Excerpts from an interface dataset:
BEGIN
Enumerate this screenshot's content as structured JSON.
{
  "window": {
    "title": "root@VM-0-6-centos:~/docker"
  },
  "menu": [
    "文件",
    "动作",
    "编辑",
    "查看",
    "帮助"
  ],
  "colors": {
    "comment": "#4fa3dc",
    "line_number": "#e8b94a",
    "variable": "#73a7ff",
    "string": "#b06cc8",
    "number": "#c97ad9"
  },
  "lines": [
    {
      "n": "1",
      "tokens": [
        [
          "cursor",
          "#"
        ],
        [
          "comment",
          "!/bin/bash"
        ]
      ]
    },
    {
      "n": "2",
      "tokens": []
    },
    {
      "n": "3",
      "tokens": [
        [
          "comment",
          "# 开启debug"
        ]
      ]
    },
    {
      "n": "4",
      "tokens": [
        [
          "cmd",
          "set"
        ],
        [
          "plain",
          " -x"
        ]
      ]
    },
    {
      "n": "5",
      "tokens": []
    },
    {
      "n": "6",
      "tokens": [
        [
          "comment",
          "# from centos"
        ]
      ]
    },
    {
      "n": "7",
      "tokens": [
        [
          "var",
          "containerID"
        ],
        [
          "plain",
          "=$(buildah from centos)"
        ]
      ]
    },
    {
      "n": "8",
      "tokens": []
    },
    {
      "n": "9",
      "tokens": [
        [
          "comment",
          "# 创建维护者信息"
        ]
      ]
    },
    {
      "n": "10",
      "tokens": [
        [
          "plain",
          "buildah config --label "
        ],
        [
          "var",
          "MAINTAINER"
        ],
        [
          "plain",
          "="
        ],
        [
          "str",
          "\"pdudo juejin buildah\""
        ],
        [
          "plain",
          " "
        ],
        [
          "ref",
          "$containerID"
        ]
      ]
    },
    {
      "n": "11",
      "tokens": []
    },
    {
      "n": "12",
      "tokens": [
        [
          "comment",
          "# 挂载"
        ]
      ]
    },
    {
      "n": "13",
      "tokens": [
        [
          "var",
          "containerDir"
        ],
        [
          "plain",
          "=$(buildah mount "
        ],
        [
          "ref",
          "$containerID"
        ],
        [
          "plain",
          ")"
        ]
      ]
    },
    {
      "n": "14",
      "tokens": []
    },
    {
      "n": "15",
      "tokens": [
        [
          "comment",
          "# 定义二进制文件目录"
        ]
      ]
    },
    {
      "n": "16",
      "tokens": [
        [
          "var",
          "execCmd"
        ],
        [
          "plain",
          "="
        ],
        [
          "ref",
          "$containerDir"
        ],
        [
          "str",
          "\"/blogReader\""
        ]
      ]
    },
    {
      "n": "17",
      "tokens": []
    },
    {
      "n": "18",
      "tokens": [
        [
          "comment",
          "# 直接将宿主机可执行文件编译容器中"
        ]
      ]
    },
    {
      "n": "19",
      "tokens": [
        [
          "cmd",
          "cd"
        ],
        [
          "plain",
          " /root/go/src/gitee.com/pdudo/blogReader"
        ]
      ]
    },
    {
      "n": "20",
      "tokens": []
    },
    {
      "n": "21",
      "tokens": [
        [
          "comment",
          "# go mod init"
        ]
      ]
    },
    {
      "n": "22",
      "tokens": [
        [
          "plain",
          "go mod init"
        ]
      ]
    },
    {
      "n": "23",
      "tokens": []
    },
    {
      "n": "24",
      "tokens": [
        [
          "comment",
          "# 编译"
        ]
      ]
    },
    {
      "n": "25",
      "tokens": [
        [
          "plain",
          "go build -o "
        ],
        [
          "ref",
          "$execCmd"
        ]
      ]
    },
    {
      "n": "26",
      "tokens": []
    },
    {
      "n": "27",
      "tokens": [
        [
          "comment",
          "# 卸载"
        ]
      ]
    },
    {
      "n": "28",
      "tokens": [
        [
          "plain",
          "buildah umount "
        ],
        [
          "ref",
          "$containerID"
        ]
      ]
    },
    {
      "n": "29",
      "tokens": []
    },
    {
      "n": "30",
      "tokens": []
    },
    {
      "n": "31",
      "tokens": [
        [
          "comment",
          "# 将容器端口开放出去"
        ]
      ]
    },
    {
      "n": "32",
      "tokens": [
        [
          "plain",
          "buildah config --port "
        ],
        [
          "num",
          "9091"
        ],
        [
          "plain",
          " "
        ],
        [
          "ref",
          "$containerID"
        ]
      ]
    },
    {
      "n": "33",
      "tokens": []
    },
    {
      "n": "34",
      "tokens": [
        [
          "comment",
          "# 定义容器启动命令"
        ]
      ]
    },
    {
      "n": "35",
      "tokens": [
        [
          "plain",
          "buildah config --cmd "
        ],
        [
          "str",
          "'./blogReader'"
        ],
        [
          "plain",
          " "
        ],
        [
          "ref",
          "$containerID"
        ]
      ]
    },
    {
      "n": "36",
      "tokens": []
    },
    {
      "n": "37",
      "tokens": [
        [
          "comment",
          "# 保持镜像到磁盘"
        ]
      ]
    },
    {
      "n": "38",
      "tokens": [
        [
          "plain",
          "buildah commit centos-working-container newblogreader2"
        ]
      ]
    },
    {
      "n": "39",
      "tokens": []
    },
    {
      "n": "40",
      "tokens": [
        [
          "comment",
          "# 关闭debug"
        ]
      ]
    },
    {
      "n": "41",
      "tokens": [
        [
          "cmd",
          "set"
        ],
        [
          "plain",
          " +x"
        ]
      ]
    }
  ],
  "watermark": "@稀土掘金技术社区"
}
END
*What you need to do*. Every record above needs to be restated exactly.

*Response to the task*.
Enumerate this screenshot's content as structured JSON.
{
  "window": {
    "title": "root@VM-0-6-centos:~/docker"
  },
  "menu": [
    "文件",
    "动作",
    "编辑",
    "查看",
    "帮助"
  ],
  "colors": {
    "comment": "#4fa3dc",
    "line_number": "#e8b94a",
    "variable": "#73a7ff",
    "string": "#b06cc8",
    "number": "#c97ad9"
  },
  "lines": [
    {
      "n": "1",
      "tokens": [
        [
          "cursor",
          "#"
        ],
        [
          "comment",
          "!/bin/bash"
        ]
      ]
    },
    {
      "n": "2",
      "tokens": []
    },
    {
      "n": "3",
      "tokens": [
        [
          "comment",
          "# 开启debug"
        ]
      ]
    },
    {
      "n": "4",
      "tokens": [
        [
          "cmd",
          "set"
        ],
        [
          "plain",
          " -x"
        ]
      ]
    },
    {
      "n": "5",
      "tokens": []
    },
    {
      "n": "6",
      "tokens": [
        [
          "comment",
          "# from centos"
        ]
      ]
    },
    {
      "n": "7",
      "tokens": [
        [
          "var",
          "containerID"
        ],
        [
          "plain",
          "=$(buildah from centos)"
        ]
      ]
    },
    {
      "n": "8",
      "tokens": []
    },
    {
      "n": "9",
      "tokens": [
        [
          "comment",
          "# 创建维护者信息"
        ]
      ]
    },
    {
      "n": "10",
      "tokens": [
        [
          "plain",
          "buildah config --label "
        ],
        [
          "var",
          "MAINTAINER"
        ],
        [
          "plain",
          "="
        ],
        [
          "str",
          "\"pdudo juejin buildah\""
        ],
        [
          "plain",
          " "
        ],
        [
          "ref",
          "$containerID"
        ]
      ]
    },
    {
      "n": "11",
      "tokens": []
    },
    {
      "n": "12",
      "tokens": [
        [
          "comment",
          "# 挂载"
        ]
      ]
    },
    {
      "n": "13",
      "tokens": [
        [
          "var",
          "containerDir"
        ],
        [
          "plain",
          "=$(buildah mount "
        ],
        [
          "ref",
          "$containerID"
        ],
        [
          "plain",
          ")"
        ]
      ]
    },
    {
      "n": "14",
      "tokens": []
    },
    {
      "n": "15",
      "tokens": [
        [
          "comment",
          "# 定义二进制文件目录"
        ]
      ]
    },
    {
      "n": "16",
      "tokens": [
        [
          "var",
          "execCmd"
        ],
        [
          "plain",
          "="
        ],
        [
          "ref",
          "$containerDir"
        ],
        [
          "str",
          "\"/blogReader\""
        ]
      ]
    },
    {
      "n": "17",
      "tokens": []
    },
    {
      "n": "18",
      "tokens": [
        [
          "comment",
          "# 直接将宿主机可执行文件编译容器中"
        ]
      ]
    },
    {
      "n": "19",
      "tokens": [
        [
          "cmd",
          "cd"
        ],
        [
          "plain",
          " /root/go/src/gitee.com/pdudo/blogReader"
        ]
      ]
    },
    {
      "n": "20",
      "tokens": []
    },
    {
      "n": "21",
      "tokens": [
        [
          "comment",
          "# go mod init"
        ]
      ]
    },
    {
      "n": "22",
      "tokens": [
        [
          "plain",
          "go mod init"
        ]
      ]
    },
    {
      "n": "23",
      "tokens": []
    },
    {
      "n": "24",
      "tokens": [
        [
          "comment",
          "# 编译"
        ]
      ]
    },
    {
      "n": "25",
      "tokens": [
        [
          "plain",
          "go build -o "
        ],
        [
          "ref",
          "$execCmd"
        ]
      ]
    },
    {
      "n": "26",
      "tokens": []
    },
    {
      "n": "27",
      "tokens": [
        [
          "comment",
          "# 卸载"
        ]
      ]
    },
    {
      "n": "28",
      "tokens": [
        [
          "plain",
          "buildah umount "
        ],
        [
          "ref",
          "$containerID"
        ]
      ]
    },
    {
      "n": "29",
      "tokens": []
    },
    {
      "n": "30",
      "tokens": []
    },
    {
      "n": "31",
      "tokens": [
        [
          "comment",
          "# 将容器端口开放出去"
        ]
      ]
    },
    {
      "n": "32",
      "tokens": [
        [
          "plain",
          "buildah config --port "
        ],
        [
          "num",
          "9091"
        ],
        [
          "plain",
          " "
        ],
        [
          "ref",
          "$containerID"
        ]
      ]
    },
    {
      "n": "33",
      "tokens": []
    },
    {
      "n": "34",
      "tokens": [
        [
          "comment",
          "# 定义容器启动命令"
        ]
      ]
    },
    {
      "n": "35",
      "tokens": [
        [
          "plain",
          "buildah config --cmd "
        ],
        [
          "str",
          "'./blogReader'"
        ],
        [
          "plain",
          " "
        ],
        [
          "ref",
          "$containerID"
        ]
      ]
    },
    {
      "n": "36",
      "tokens": []
    },
    {
      "n": "37",
      "tokens": [
        [
          "comment",
          "# 保持镜像到磁盘"
        ]
      ]
    },
    {
      "n": "38",
      "tokens": [
        [
          "plain",
          "buildah commit centos-working-container newblogreader2"
        ]
      ]
    },
    {
      "n": "39",
      "tokens": []
    },
    {
      "n": "40",
      "tokens": [
        [
          "comment",
          "# 关闭debug"
        ]
      ]
    },
    {
      "n": "41",
      "tokens": [
        [
          "cmd",
          "set"
        ],
        [
          "plain",
          " +x"
        ]
      ]
    }
  ],
  "watermark": "@稀土掘金技术社区"
}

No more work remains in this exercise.